#### Web page and app entries:
# # # # #

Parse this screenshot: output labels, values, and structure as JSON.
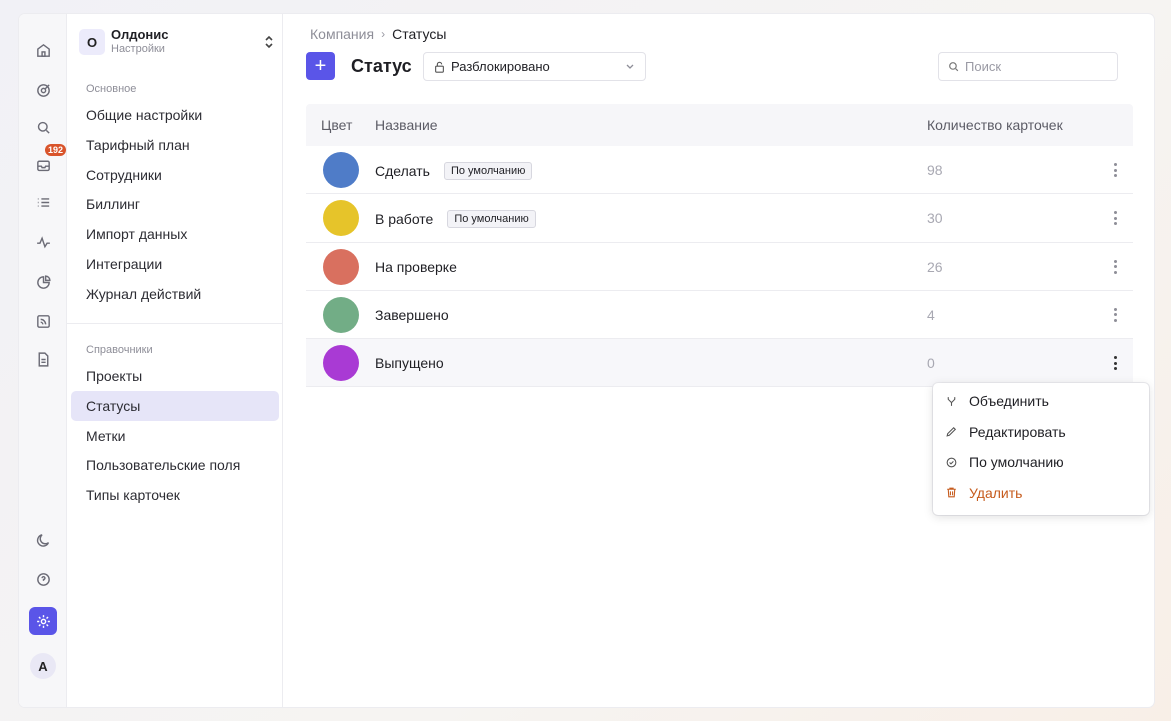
{
  "rail": {
    "inbox_badge": "192",
    "avatar_letter": "A"
  },
  "workspace": {
    "logo_letter": "О",
    "name": "Олдонис",
    "subtitle": "Настройки"
  },
  "sidebar": {
    "section_main": "Основное",
    "main_items": [
      {
        "label": "Общие настройки"
      },
      {
        "label": "Тарифный план"
      },
      {
        "label": "Сотрудники"
      },
      {
        "label": "Биллинг"
      },
      {
        "label": "Импорт данных"
      },
      {
        "label": "Интеграции"
      },
      {
        "label": "Журнал действий"
      }
    ],
    "section_refs": "Справочники",
    "ref_items": [
      {
        "label": "Проекты"
      },
      {
        "label": "Статусы",
        "active": true
      },
      {
        "label": "Метки"
      },
      {
        "label": "Пользовательские поля"
      },
      {
        "label": "Типы карточек"
      }
    ]
  },
  "breadcrumb": {
    "parent": "Компания",
    "separator": "›",
    "current": "Статусы"
  },
  "header": {
    "add_label": "+",
    "title": "Статус",
    "filter_value": "Разблокировано",
    "search_placeholder": "Поиск"
  },
  "table": {
    "columns": {
      "color": "Цвет",
      "name": "Название",
      "count": "Количество карточек"
    },
    "rows": [
      {
        "color": "#4f7cc8",
        "name": "Сделать",
        "tag": "По умолчанию",
        "count": "98"
      },
      {
        "color": "#e6c42a",
        "name": "В работе",
        "tag": "По умолчанию",
        "count": "30"
      },
      {
        "color": "#d9705f",
        "name": "На проверке",
        "tag": "",
        "count": "26"
      },
      {
        "color": "#72ad86",
        "name": "Завершено",
        "tag": "",
        "count": "4"
      },
      {
        "color": "#a93ad4",
        "name": "Выпущено",
        "tag": "",
        "count": "0"
      }
    ]
  },
  "context_menu": {
    "items": [
      {
        "label": "Объединить",
        "icon": "merge-icon"
      },
      {
        "label": "Редактировать",
        "icon": "pencil-icon"
      },
      {
        "label": "По умолчанию",
        "icon": "check-circle-icon"
      },
      {
        "label": "Удалить",
        "icon": "trash-icon",
        "color": "#c65b1d"
      }
    ]
  },
  "colors": {
    "accent": "#5a55e8",
    "danger": "#c65b1d",
    "badge": "#d9542b"
  }
}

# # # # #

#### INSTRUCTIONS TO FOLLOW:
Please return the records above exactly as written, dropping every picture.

#### TASK OUTPUT:
Parse this screenshot: output labels, values, and structure as JSON.
{
  "rail": {
    "inbox_badge": "192",
    "avatar_letter": "A"
  },
  "workspace": {
    "logo_letter": "О",
    "name": "Олдонис",
    "subtitle": "Настройки"
  },
  "sidebar": {
    "section_main": "Основное",
    "main_items": [
      {
        "label": "Общие настройки"
      },
      {
        "label": "Тарифный план"
      },
      {
        "label": "Сотрудники"
      },
      {
        "label": "Биллинг"
      },
      {
        "label": "Импорт данных"
      },
      {
        "label": "Интеграции"
      },
      {
        "label": "Журнал действий"
      }
    ],
    "section_refs": "Справочники",
    "ref_items": [
      {
        "label": "Проекты"
      },
      {
        "label": "Статусы",
        "active": true
      },
      {
        "label": "Метки"
      },
      {
        "label": "Пользовательские поля"
      },
      {
        "label": "Типы карточек"
      }
    ]
  },
  "breadcrumb": {
    "parent": "Компания",
    "separator": "›",
    "current": "Статусы"
  },
  "header": {
    "add_label": "+",
    "title": "Статус",
    "filter_value": "Разблокировано",
    "search_placeholder": "Поиск"
  },
  "table": {
    "columns": {
      "color": "Цвет",
      "name": "Название",
      "count": "Количество карточек"
    },
    "rows": [
      {
        "color": "#4f7cc8",
        "name": "Сделать",
        "tag": "По умолчанию",
        "count": "98"
      },
      {
        "color": "#e6c42a",
        "name": "В работе",
        "tag": "По умолчанию",
        "count": "30"
      },
      {
        "color": "#d9705f",
        "name": "На проверке",
        "tag": "",
        "count": "26"
      },
      {
        "color": "#72ad86",
        "name": "Завершено",
        "tag": "",
        "count": "4"
      },
      {
        "color": "#a93ad4",
        "name": "Выпущено",
        "tag": "",
        "count": "0"
      }
    ]
  },
  "context_menu": {
    "items": [
      {
        "label": "Объединить",
        "icon": "merge-icon"
      },
      {
        "label": "Редактировать",
        "icon": "pencil-icon"
      },
      {
        "label": "По умолчанию",
        "icon": "check-circle-icon"
      },
      {
        "label": "Удалить",
        "icon": "trash-icon",
        "color": "#c65b1d"
      }
    ]
  },
  "colors": {
    "accent": "#5a55e8",
    "danger": "#c65b1d",
    "badge": "#d9542b"
  }
}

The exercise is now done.